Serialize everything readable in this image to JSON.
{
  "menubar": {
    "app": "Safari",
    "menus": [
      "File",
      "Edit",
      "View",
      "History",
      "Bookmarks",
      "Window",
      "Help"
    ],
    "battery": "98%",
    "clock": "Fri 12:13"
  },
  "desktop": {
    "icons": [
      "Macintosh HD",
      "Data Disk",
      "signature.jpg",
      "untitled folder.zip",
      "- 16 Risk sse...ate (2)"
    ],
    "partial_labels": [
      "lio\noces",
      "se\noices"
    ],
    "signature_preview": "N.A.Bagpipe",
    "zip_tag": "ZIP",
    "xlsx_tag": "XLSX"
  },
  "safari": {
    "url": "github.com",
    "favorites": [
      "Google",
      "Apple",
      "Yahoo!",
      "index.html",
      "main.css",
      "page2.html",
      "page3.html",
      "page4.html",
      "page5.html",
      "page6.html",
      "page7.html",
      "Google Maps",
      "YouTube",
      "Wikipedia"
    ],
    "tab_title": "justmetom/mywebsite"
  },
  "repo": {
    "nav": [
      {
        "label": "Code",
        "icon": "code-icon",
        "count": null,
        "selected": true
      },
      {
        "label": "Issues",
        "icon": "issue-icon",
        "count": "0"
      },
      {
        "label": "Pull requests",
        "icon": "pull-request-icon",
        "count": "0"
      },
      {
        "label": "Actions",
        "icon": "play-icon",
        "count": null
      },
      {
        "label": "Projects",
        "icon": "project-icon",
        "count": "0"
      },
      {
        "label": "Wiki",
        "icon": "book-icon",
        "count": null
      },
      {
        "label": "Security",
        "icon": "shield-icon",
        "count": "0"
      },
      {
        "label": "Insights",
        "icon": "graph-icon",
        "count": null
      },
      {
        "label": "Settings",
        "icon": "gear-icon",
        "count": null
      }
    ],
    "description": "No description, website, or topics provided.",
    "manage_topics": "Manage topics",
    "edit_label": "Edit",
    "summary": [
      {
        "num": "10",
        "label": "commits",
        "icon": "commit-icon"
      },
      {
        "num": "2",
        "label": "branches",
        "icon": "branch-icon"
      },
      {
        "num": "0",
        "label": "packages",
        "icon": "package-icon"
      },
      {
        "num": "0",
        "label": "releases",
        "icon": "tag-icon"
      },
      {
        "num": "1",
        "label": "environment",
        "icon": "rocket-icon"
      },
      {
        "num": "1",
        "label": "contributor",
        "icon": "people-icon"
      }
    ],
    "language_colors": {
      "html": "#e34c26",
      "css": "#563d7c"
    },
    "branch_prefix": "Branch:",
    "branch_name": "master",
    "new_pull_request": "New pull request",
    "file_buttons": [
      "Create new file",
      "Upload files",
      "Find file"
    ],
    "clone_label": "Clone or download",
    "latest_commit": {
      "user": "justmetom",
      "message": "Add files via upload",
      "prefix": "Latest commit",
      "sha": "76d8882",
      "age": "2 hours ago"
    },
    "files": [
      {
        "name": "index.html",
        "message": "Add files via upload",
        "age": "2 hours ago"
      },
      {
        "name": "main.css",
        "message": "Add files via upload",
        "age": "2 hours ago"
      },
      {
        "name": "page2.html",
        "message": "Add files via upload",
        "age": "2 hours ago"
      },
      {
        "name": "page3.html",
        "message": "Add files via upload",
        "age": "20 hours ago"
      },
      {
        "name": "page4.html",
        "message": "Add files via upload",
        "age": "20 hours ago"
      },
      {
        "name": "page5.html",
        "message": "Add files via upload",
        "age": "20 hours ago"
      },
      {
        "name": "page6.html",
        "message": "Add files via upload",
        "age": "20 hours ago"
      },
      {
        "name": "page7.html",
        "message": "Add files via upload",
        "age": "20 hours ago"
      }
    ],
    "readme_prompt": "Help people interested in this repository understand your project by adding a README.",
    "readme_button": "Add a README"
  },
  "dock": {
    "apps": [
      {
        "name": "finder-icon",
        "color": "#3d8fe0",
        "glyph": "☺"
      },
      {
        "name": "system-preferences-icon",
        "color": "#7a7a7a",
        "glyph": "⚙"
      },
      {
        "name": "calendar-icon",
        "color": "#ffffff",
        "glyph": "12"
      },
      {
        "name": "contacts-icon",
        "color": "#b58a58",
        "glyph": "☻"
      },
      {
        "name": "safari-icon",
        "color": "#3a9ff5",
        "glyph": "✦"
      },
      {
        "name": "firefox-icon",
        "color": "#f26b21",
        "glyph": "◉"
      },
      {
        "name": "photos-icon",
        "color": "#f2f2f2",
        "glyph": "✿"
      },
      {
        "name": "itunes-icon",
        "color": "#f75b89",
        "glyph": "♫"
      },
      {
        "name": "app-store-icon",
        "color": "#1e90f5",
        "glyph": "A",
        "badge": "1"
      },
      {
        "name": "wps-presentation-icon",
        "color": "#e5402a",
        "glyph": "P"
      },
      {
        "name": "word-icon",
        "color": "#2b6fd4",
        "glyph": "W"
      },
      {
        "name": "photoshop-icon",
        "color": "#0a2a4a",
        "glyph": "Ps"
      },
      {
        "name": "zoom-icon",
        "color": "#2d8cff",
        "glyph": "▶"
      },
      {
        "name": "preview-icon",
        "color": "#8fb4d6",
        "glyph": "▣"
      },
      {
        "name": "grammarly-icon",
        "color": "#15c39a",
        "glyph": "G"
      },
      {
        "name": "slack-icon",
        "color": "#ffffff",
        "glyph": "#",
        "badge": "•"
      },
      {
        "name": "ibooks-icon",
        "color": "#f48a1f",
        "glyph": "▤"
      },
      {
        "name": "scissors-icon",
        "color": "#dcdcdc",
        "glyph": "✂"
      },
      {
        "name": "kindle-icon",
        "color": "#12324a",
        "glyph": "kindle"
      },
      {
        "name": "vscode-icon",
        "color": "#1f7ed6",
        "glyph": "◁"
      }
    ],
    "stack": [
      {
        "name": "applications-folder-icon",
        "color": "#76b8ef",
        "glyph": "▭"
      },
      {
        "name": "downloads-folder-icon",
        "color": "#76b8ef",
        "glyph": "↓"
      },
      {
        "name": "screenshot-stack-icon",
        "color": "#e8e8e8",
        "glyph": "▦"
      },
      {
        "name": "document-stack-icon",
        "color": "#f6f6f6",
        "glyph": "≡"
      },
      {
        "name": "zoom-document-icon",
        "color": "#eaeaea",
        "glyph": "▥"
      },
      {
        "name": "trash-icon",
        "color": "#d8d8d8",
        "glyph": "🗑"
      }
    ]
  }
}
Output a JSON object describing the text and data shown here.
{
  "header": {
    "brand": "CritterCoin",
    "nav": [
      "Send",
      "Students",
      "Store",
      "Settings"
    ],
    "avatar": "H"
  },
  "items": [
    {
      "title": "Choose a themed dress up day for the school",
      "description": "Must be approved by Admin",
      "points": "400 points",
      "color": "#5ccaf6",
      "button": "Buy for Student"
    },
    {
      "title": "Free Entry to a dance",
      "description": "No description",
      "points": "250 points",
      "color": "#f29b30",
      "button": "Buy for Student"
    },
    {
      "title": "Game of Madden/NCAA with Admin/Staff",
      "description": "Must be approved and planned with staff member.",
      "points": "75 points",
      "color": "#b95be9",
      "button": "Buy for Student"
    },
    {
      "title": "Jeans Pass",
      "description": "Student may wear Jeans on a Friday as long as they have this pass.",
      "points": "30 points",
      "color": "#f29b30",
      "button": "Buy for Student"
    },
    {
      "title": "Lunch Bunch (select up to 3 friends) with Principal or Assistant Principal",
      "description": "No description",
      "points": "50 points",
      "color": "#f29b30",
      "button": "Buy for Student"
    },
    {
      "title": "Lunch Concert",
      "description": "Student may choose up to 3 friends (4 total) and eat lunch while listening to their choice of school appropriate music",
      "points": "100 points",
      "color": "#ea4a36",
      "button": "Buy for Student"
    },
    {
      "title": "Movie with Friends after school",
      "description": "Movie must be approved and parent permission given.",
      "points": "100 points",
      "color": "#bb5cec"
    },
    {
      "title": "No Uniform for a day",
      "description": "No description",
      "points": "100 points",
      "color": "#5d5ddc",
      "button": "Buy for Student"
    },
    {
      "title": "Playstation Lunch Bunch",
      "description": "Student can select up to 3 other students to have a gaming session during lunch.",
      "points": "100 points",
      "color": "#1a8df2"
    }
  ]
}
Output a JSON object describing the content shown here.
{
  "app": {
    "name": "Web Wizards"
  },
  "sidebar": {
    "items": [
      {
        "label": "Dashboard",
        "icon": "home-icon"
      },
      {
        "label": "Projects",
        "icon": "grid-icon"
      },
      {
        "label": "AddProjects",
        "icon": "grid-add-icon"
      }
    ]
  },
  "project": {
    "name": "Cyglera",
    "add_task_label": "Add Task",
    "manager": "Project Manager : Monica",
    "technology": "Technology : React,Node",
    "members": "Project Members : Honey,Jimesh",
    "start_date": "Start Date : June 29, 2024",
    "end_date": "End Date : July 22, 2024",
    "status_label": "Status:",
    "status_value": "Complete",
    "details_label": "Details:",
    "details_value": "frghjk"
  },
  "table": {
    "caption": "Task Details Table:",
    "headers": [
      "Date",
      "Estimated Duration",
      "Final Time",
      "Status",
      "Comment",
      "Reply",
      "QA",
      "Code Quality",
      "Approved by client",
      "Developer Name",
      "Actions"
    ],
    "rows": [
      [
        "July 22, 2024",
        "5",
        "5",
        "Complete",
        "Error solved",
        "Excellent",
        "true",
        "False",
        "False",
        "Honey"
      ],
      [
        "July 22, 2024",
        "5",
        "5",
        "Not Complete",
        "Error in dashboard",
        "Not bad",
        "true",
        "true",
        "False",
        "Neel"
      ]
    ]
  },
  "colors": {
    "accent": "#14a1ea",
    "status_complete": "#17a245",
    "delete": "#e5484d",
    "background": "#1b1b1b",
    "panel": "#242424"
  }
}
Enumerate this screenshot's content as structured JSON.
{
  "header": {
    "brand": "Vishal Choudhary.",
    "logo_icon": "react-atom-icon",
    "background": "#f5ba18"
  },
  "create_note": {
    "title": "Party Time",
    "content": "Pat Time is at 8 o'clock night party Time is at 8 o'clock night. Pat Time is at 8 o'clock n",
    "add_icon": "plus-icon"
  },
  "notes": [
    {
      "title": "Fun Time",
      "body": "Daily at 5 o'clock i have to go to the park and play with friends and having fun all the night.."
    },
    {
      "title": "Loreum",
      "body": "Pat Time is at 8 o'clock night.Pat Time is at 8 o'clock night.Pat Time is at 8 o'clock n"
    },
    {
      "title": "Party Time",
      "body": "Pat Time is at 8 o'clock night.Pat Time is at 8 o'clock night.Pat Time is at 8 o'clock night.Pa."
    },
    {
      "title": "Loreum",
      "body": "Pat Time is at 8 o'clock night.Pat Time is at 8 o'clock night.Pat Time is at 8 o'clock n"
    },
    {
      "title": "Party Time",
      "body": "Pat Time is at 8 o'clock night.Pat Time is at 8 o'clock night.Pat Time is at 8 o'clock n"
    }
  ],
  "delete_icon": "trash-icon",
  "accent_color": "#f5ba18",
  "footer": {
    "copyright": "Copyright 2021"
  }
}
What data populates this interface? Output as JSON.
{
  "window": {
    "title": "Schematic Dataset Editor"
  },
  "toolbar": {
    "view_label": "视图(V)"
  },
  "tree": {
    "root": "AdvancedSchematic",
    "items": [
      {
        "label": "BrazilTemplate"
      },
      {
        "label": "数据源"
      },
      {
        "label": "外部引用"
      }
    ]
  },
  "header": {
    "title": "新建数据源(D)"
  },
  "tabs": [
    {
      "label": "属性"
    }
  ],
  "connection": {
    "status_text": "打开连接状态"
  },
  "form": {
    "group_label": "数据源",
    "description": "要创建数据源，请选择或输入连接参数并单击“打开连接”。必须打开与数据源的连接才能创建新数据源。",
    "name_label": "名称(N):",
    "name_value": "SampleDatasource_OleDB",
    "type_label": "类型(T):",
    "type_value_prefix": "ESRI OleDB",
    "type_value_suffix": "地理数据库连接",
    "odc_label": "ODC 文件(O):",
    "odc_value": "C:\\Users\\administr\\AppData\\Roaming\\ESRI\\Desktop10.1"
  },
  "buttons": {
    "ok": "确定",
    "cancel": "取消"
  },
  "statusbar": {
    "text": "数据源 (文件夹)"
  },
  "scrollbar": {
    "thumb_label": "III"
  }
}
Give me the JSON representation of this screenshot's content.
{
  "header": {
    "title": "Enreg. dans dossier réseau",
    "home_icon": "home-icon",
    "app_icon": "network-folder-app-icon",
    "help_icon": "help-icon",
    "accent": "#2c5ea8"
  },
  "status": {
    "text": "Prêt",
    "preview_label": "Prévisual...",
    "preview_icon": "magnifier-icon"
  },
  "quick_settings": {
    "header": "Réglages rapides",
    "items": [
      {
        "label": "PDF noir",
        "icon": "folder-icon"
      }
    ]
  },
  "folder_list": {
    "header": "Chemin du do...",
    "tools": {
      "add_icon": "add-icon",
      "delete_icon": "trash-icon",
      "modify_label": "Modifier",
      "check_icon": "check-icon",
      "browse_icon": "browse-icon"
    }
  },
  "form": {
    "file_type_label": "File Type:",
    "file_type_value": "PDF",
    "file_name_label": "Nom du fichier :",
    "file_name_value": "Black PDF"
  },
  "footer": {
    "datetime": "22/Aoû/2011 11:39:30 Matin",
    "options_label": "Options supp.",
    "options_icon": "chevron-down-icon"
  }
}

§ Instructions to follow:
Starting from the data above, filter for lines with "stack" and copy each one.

§ Result:
    "stack": [
        "name": "screenshot-stack-icon",
        "name": "document-stack-icon",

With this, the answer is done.